> Problem description: In the records below, count every line where the string "name" appears, and reply with the count only.

(Data about app and page elements)
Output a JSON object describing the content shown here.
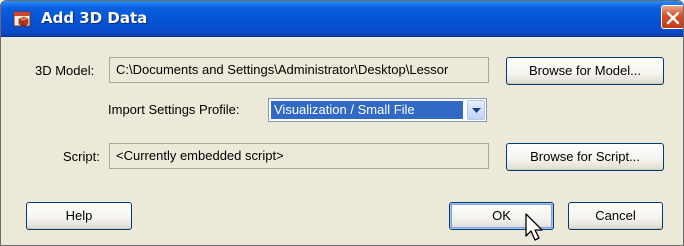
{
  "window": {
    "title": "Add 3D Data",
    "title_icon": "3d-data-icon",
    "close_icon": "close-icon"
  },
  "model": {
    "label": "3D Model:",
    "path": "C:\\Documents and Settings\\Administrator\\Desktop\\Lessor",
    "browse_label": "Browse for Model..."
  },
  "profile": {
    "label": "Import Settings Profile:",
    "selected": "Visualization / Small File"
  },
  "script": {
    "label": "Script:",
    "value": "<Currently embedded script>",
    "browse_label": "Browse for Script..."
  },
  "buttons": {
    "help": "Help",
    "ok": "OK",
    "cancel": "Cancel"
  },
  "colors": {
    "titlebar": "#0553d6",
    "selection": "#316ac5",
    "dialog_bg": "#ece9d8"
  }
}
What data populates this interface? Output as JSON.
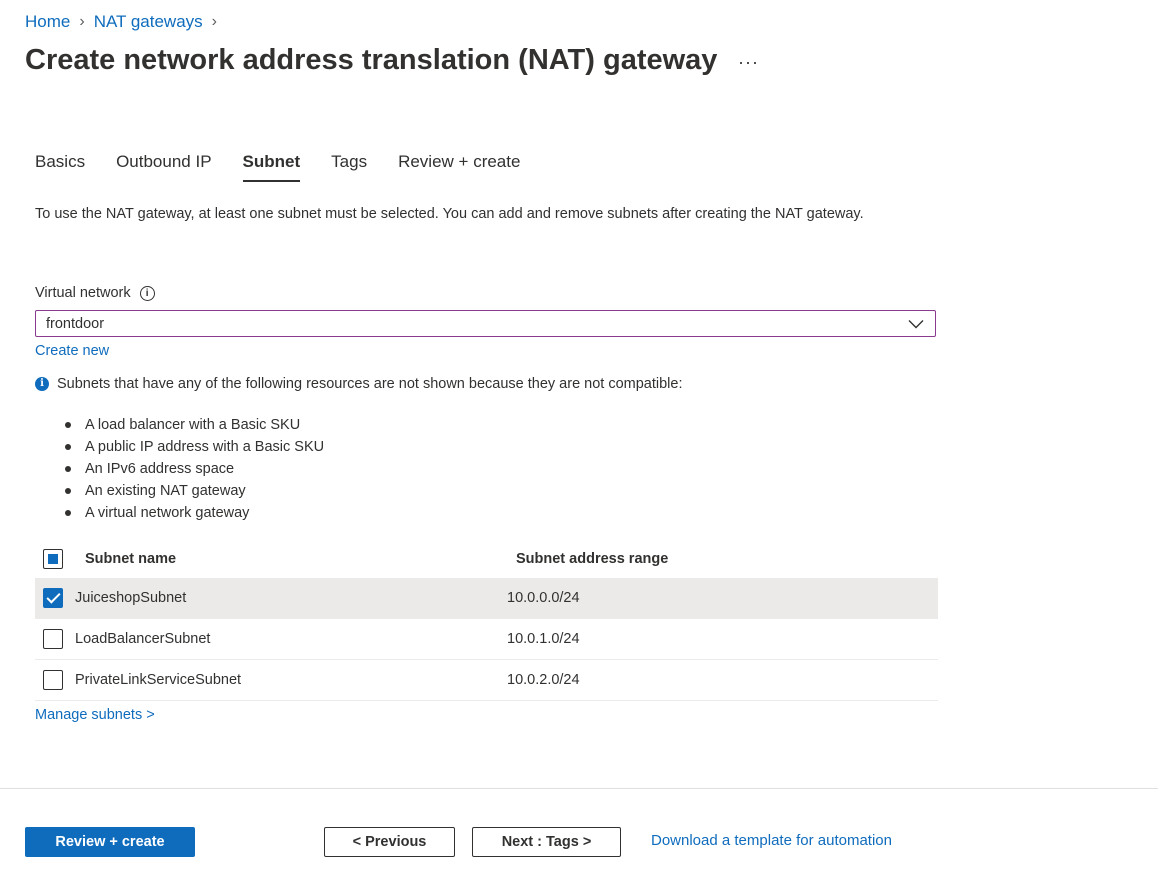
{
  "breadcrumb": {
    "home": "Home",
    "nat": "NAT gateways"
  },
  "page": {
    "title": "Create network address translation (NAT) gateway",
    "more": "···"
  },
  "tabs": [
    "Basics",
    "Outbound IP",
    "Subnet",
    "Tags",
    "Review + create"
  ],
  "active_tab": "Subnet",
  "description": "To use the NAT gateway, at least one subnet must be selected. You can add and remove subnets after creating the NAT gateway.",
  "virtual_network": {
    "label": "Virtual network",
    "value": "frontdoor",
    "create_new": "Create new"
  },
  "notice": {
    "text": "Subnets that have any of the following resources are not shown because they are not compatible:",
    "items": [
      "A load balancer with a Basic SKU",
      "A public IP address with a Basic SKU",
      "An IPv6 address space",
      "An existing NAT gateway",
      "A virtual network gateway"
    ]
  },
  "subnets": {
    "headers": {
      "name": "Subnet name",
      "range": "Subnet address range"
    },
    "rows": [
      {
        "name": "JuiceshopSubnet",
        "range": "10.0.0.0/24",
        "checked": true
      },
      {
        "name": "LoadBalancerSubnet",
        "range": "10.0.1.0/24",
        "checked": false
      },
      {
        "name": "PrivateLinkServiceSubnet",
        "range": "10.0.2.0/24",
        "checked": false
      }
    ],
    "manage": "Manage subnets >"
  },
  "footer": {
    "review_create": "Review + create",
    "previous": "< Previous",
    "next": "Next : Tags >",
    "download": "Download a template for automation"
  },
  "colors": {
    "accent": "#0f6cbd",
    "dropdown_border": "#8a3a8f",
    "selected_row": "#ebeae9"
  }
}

> Solved problem: 4